I wish I was more excited by the DualSense Edge. I've been waiting years for Sony to release a homemade pro controller to rival the likes of Microsoft's Xbox Elite gamepads, or even the officially licensed PlayStation controllers from Nacon, Razer, and Thrustmaster. Although I'm happy I didn't hold my breath (the first official Xbox Pro Controller released back in 2015), the DualSense Edge is finally hitting the shelves at the end of January.
At last, PlayStation fans will have first party functionality that's on par with the best PC controllers. They'll have a chance to customise their play through extra buttons, controller profiles, swappable thumbsticks, trigger stops, and cleverly integrated software. What's more, they can finally do that with something that's made by Sony itself, instead of a third-party that might not capture the DualSense's bespoke PS5 features.
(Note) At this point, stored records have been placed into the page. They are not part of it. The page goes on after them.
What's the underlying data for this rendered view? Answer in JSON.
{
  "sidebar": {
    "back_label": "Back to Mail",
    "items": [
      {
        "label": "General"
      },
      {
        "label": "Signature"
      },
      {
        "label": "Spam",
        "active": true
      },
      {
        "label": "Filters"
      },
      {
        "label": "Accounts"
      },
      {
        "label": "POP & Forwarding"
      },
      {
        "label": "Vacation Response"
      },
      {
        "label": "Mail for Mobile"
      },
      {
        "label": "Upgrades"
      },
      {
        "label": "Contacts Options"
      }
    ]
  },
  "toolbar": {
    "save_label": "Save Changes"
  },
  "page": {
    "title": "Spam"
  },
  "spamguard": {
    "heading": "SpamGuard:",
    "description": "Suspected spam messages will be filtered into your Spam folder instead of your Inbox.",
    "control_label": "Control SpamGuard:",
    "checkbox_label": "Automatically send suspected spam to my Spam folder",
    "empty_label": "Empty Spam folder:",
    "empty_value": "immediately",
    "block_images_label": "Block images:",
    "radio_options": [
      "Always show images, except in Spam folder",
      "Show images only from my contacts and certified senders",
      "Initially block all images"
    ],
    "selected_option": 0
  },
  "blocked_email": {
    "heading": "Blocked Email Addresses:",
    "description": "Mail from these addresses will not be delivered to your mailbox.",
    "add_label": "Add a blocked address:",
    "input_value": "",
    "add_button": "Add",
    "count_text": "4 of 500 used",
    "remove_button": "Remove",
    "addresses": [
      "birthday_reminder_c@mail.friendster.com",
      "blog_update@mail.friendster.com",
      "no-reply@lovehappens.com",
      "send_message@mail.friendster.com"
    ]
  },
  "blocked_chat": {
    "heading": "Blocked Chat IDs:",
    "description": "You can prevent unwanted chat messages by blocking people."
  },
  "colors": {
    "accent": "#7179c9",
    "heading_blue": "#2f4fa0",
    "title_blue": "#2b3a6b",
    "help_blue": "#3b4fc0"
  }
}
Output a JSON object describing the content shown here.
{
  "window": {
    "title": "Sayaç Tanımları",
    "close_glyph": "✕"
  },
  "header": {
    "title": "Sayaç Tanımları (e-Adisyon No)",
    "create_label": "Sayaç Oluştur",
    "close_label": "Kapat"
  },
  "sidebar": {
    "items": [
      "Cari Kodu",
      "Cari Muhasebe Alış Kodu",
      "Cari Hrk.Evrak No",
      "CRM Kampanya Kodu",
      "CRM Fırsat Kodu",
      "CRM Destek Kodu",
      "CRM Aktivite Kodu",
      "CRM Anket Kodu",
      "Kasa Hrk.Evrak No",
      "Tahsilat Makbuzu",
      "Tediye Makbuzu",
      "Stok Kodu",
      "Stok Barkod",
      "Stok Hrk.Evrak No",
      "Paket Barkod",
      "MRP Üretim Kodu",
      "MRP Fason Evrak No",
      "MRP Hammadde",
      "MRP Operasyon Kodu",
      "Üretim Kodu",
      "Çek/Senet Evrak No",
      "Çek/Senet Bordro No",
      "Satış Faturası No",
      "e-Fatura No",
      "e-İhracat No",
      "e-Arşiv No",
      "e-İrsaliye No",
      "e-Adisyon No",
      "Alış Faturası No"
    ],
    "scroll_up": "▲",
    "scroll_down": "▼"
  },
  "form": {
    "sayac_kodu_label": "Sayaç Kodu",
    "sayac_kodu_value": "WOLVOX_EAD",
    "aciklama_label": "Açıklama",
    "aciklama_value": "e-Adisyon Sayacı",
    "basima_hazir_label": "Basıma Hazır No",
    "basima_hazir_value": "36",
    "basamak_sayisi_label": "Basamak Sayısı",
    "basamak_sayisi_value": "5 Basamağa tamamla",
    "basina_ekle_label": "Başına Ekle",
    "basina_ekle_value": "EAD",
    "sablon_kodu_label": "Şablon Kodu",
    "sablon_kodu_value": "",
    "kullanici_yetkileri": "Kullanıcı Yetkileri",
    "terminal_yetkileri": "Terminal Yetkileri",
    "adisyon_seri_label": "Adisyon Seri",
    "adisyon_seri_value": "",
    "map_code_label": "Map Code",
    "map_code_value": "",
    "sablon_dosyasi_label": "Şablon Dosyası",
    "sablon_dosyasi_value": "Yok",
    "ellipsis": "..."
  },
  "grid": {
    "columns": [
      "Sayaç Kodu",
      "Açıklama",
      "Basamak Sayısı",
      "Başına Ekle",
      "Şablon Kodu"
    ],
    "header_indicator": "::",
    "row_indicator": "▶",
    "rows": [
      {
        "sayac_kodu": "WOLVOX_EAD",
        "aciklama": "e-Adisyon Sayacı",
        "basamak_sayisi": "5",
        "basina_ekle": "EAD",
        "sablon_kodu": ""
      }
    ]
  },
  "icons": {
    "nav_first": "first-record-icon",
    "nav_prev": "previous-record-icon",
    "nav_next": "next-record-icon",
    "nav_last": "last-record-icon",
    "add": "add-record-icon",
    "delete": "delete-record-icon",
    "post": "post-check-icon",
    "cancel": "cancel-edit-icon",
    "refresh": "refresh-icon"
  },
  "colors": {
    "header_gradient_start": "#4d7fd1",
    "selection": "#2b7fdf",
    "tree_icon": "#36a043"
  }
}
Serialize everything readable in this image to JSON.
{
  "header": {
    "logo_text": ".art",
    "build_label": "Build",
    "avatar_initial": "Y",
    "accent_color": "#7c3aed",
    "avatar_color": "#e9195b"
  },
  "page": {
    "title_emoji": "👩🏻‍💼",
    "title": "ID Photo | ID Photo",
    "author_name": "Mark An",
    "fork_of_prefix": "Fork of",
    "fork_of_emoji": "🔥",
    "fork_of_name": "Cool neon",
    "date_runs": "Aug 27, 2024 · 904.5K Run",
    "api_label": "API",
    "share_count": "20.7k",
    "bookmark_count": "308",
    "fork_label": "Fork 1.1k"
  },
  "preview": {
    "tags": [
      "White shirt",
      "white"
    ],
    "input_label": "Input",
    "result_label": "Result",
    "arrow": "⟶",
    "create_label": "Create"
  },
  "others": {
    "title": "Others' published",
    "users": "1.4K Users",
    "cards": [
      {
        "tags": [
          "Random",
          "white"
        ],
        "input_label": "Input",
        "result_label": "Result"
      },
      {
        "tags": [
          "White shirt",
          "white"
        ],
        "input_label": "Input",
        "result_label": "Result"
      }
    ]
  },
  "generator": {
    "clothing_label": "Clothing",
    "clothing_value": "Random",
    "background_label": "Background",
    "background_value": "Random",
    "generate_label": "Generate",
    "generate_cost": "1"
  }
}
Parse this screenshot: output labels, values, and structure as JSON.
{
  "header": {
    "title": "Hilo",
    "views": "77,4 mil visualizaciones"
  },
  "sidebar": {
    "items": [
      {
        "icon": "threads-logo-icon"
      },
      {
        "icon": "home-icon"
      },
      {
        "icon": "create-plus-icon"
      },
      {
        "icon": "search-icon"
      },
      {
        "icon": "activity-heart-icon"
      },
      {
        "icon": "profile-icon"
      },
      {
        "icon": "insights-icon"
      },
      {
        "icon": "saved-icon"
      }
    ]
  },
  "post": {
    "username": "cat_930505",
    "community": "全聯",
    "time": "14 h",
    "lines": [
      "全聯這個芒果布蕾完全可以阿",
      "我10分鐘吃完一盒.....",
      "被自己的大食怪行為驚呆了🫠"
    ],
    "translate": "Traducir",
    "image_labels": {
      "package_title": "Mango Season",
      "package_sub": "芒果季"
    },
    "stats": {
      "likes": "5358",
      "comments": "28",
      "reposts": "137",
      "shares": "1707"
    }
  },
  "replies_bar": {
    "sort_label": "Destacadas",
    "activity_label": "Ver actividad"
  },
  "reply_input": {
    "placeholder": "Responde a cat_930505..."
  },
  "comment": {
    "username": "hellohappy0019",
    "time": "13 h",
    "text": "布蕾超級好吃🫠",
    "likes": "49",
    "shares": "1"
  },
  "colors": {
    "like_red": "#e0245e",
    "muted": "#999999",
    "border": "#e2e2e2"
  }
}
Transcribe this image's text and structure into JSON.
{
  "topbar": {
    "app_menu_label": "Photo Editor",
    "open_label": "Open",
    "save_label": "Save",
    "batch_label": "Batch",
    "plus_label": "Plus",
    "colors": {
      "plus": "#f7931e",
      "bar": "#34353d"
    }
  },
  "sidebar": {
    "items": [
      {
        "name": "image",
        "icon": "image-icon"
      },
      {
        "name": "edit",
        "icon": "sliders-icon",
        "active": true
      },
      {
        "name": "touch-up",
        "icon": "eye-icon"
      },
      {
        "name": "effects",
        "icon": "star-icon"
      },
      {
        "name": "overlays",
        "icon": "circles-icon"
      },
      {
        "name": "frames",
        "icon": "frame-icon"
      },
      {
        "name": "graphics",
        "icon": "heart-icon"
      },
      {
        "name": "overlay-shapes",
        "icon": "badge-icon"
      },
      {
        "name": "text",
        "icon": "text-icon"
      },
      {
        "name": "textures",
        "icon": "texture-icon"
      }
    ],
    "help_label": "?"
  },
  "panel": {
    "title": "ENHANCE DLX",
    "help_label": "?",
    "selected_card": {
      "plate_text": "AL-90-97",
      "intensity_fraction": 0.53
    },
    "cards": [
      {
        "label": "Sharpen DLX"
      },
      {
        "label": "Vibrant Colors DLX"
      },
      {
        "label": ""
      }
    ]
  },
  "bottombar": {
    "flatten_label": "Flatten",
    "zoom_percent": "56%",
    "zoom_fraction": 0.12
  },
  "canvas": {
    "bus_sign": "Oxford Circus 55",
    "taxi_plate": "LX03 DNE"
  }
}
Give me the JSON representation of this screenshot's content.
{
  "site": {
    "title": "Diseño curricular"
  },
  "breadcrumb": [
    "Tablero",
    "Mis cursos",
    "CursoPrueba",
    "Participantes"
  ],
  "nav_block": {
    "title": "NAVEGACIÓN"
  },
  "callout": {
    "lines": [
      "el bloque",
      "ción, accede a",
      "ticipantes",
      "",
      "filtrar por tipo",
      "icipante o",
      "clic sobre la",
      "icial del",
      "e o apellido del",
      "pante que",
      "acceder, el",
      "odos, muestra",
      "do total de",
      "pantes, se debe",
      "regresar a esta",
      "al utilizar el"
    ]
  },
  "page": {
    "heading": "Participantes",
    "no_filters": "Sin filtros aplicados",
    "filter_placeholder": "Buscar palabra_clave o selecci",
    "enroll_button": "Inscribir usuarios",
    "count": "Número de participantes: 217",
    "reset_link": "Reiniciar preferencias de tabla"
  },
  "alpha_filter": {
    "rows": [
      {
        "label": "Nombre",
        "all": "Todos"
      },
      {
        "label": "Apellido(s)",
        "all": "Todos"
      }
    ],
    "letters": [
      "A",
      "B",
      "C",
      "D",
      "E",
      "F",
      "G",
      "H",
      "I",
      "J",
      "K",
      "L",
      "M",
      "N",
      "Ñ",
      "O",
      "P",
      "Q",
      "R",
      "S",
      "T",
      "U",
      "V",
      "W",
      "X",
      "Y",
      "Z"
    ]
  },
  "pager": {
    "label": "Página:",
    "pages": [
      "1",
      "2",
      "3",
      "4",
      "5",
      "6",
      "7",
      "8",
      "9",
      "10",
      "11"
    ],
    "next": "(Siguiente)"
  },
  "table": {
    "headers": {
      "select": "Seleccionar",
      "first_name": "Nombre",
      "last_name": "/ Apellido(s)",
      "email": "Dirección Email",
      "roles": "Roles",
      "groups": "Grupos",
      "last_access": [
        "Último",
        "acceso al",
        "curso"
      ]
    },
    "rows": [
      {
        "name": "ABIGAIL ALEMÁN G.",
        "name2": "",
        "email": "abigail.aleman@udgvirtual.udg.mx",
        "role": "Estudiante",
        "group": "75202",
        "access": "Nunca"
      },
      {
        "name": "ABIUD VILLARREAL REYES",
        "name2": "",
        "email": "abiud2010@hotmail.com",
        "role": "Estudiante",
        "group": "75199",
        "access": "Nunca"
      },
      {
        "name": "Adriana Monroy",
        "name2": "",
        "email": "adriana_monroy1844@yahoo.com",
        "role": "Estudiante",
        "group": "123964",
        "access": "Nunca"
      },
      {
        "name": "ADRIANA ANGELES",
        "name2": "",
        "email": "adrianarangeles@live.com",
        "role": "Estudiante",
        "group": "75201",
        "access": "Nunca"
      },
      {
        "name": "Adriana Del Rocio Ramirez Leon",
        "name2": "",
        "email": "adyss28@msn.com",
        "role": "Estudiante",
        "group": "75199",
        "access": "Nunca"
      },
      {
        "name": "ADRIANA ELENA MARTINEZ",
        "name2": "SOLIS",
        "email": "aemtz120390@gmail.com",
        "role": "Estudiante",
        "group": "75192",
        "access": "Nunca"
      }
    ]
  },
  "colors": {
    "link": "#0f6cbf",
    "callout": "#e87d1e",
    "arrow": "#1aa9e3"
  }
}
But, being honest, I'm not nearly as excited for the DualSense Edge as I thought I'd be, and it's because by this point, Sony's a little late to the party. If you strip things back to the essentials, i.e. the things that truly equate to value for money in a pro controller, things don't seem all that compelling.
The DualSense Edge costs $210 / £210 and gives you just two additional buttons over the base controller. Besides that, the best mechanical benefit is the fact that should you encounter stick drift, a problem that's plagued the DualSense since the launch of the PS5, you can pay Sony even more money for new stick modules you can slot into the pad.
The problem is, there's already a pantheon of PS4 and PS5 controllers that offer a higher number of buttons, the same adjustability, and arguably more reliable build quality for less money. Even if some of these gamepads are only useable for PS4 games, the third-party companies that make them have been honing their controller-making craft for just shy of a decade now. With PlayStation now entering the fray with something that's priced higher than a lot of the competition for no obvious or real reason, the new DualSense doesn't seem like something that's truly viable to me.
Enter the officially licensed Razer Wolverine V2 Pro for PS5.
Right away, I'm sure there are some Xbox converts or a few controller enthusiasts that can recognise the Razer Wolverine Pro from its Xbox lineage. This version, however, has been specifically redesigned and is officially licensed, for the PS5.
Along with offset, or asymmetrical, sticks, it features a whopping six extra remappable buttons to the DualSense Edge's two, as well as an 8-way Microswitch D-pad, and the pedigree of Razer - the first company to make an official pro controller for PlayStation. The V2 and V2 Chroma are two of the best Razer controllers on the market, and this PS5 version has even more utility since it can be used wirelessly with a PC as well. All this, and the V2 Pro will set you back $250 / £250.
Yes, it is the more expensive option, but unlike with the DualSense Edge, I can see why. Despite its lofty price, Sony's new controller has fewer buttons than the first batch of PS4 pro controllers. So for me, the thought of paying around 50 bucks/pounds more than that for a controller that has four more buttons seems fairly reasonable.
More importantly, I've never heard of Razer's controllers degrading to a serious extent over time. Never have I heard of stick drift becoming an issue for Razer's products, even without Hall Sensor sticks that prevent it entirely. Meanwhile, Sony adds swappable modules to its online store, which seems more like a preventative measure of guilt, not a vote of confidence that the DualSense Edge is turning a new leaf or offering something new.
The Wolverine V2 Pro actually launched back in December, and immediately flew off the shelves. However, with Razer doubling down on its potential at CES 2023, and first-party alternatives like the DualSense Edge and the new Project Leonardo overshadowing it, it's likely that a lot of people are now seeing the PS5 Wolverine for the first time.
In the end, only you will know what controller will be of better value to you. If you can't do without the haptic feedback and adaptive triggers, the DualSense Edge will be a nice evolution for you. In my opinion, six additional buttons, Razer's reputable build quality, and years of experience definitely mean the Wolverine V2 Pro is the more tempting option.